INSTRUCTIONS TO FOLLOW: Determine the number of lines in the data that contain "heart", and write only that number.

Saved entries
***
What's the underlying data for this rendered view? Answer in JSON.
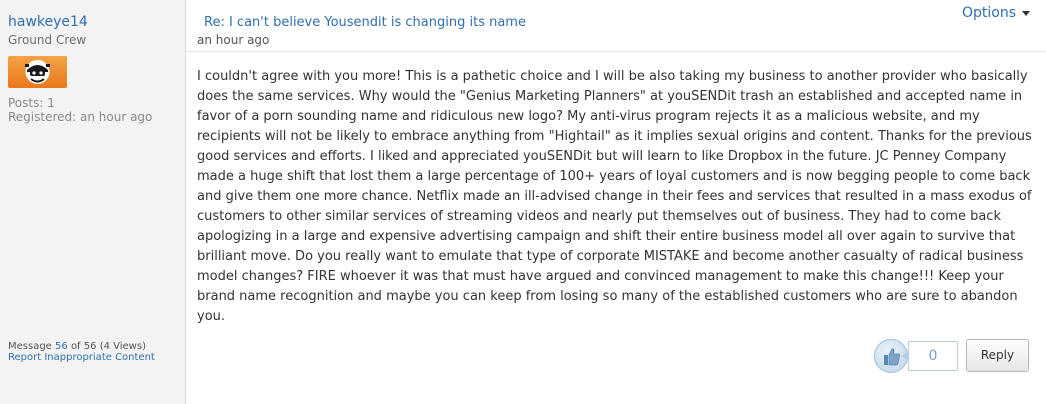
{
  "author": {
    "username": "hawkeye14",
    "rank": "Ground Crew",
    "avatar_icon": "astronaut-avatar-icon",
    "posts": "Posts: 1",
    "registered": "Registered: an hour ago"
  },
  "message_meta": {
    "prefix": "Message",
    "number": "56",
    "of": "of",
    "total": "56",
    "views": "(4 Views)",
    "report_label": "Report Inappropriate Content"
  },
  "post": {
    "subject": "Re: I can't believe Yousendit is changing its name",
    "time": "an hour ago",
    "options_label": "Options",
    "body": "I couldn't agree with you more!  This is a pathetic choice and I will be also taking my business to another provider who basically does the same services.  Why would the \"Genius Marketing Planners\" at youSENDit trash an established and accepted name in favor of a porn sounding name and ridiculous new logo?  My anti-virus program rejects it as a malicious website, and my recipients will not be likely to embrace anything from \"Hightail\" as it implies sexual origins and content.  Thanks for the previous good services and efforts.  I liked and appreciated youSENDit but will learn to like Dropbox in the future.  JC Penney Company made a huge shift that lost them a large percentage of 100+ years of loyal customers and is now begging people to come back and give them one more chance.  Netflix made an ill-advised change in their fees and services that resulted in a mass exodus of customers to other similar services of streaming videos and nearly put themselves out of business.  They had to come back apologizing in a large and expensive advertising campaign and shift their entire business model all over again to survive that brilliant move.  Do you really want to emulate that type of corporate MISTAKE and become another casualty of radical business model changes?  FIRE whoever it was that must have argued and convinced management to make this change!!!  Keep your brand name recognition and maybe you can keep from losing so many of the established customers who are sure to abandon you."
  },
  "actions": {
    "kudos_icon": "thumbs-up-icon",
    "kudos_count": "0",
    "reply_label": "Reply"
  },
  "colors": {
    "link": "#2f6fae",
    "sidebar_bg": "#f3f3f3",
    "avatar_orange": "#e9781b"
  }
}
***
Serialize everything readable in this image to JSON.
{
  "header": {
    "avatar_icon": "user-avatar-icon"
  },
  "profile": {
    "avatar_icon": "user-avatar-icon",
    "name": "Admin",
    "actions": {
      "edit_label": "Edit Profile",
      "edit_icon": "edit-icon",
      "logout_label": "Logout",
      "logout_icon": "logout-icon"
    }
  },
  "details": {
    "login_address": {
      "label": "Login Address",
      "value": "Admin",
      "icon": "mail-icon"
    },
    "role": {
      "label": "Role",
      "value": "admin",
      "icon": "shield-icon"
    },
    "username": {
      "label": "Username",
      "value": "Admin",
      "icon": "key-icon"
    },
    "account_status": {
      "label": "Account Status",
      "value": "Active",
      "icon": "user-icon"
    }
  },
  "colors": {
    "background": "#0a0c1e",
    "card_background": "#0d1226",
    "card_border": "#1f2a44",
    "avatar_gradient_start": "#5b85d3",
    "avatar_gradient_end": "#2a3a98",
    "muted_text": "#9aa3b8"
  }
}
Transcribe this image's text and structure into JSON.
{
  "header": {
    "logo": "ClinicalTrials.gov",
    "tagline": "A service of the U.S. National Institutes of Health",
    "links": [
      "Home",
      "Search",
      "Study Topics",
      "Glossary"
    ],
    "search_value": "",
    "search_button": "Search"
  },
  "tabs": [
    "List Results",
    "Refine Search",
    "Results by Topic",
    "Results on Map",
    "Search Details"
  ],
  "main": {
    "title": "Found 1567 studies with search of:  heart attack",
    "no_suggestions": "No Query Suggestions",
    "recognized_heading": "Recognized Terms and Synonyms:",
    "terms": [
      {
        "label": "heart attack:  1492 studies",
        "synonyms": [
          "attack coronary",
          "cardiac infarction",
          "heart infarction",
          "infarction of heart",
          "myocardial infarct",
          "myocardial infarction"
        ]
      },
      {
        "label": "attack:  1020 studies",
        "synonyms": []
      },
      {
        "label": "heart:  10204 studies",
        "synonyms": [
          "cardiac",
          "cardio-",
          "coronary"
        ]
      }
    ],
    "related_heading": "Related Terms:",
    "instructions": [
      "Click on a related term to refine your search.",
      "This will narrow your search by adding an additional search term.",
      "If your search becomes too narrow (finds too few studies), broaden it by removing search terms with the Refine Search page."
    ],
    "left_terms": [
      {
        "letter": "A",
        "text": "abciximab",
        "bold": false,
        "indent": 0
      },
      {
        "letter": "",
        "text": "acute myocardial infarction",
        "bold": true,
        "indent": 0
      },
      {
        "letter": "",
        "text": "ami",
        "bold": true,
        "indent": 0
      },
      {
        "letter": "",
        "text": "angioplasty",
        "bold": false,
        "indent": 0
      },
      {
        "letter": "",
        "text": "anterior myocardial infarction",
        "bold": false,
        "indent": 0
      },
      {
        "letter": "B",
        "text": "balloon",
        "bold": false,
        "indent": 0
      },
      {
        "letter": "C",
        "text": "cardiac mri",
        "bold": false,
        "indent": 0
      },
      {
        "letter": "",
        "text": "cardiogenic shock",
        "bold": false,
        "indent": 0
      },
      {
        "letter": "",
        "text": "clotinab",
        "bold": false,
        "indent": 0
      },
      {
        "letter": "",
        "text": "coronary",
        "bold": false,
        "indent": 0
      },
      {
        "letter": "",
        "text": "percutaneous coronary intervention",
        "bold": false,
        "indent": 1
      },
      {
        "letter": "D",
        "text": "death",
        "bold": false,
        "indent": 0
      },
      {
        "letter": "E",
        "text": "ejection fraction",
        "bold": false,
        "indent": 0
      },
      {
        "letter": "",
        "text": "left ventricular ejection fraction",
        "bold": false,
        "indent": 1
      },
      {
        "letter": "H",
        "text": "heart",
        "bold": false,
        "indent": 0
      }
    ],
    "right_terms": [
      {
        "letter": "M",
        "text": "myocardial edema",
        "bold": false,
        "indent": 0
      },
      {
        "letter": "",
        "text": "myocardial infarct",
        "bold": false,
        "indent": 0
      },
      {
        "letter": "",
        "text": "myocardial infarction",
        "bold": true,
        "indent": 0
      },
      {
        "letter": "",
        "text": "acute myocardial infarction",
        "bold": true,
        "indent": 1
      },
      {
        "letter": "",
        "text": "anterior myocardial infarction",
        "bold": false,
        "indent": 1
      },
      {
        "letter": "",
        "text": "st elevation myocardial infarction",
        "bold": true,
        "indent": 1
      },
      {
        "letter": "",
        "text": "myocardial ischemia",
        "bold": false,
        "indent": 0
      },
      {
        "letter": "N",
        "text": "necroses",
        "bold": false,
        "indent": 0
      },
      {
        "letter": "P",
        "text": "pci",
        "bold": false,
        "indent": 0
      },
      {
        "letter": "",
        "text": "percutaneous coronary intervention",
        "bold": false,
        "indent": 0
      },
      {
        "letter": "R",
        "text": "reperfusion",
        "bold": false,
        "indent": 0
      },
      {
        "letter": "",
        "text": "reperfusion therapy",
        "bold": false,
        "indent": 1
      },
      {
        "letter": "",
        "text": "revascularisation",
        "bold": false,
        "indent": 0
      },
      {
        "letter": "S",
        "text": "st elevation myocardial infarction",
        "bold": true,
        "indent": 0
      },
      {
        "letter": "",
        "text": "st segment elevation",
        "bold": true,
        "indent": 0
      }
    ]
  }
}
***
WRITTEN RESPONSE: 6